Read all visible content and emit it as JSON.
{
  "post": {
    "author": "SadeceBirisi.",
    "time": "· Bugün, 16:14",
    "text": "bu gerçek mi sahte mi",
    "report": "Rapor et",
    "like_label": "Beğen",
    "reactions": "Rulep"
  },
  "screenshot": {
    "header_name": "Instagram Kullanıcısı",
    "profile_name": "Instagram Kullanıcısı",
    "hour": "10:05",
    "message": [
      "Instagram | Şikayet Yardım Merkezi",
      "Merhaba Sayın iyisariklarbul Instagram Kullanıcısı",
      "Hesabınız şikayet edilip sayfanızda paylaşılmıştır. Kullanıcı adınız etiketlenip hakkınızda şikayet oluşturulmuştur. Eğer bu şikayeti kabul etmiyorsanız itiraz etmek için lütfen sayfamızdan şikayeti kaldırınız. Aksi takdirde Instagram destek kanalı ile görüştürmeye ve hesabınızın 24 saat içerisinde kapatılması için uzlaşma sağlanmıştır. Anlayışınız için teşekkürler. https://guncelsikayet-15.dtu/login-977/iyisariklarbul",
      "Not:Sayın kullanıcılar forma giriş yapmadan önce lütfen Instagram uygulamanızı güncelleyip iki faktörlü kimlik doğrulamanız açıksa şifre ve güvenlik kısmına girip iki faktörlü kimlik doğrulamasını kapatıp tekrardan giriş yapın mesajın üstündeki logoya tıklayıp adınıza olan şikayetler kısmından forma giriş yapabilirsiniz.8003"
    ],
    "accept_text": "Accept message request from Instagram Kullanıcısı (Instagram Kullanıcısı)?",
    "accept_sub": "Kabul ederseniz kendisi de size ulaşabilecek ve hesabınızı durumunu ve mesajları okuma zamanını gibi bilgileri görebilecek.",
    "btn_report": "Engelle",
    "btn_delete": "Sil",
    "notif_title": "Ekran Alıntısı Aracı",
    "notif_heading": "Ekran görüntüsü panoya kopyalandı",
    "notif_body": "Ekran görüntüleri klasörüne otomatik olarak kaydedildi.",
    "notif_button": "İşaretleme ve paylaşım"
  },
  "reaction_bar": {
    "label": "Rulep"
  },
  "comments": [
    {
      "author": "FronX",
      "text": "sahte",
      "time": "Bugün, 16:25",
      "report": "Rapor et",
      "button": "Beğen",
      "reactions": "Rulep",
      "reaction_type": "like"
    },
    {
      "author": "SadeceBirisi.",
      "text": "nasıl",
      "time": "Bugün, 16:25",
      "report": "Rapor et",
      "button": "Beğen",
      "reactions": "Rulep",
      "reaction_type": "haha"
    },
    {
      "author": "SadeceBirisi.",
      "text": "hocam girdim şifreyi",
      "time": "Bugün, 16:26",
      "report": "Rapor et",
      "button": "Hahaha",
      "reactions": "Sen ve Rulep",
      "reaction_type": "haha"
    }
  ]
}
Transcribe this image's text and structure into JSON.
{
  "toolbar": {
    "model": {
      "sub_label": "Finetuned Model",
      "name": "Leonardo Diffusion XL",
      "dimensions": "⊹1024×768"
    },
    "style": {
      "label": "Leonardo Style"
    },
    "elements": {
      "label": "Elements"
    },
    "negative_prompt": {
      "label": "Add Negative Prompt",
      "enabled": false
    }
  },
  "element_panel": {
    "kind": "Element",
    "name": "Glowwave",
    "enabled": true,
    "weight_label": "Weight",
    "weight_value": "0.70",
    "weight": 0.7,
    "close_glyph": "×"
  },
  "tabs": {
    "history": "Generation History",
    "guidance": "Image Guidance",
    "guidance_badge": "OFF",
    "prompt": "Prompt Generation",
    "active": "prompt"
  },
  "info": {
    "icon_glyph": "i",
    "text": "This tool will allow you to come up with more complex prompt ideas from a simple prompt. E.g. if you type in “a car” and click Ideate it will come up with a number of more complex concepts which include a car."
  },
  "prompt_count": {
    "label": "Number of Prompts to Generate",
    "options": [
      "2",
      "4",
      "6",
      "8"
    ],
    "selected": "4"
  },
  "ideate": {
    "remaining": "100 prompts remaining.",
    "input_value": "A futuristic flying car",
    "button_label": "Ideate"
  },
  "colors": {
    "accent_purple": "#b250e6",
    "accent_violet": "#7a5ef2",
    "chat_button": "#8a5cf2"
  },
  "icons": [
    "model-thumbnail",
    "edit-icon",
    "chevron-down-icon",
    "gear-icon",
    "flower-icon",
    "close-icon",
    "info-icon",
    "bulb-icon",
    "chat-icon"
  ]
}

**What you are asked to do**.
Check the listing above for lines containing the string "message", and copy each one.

**Exercise output**.
    "message": [
    "accept_text": "Accept message request from Instagram Kullanıcısı (Instagram Kullanıcısı)?",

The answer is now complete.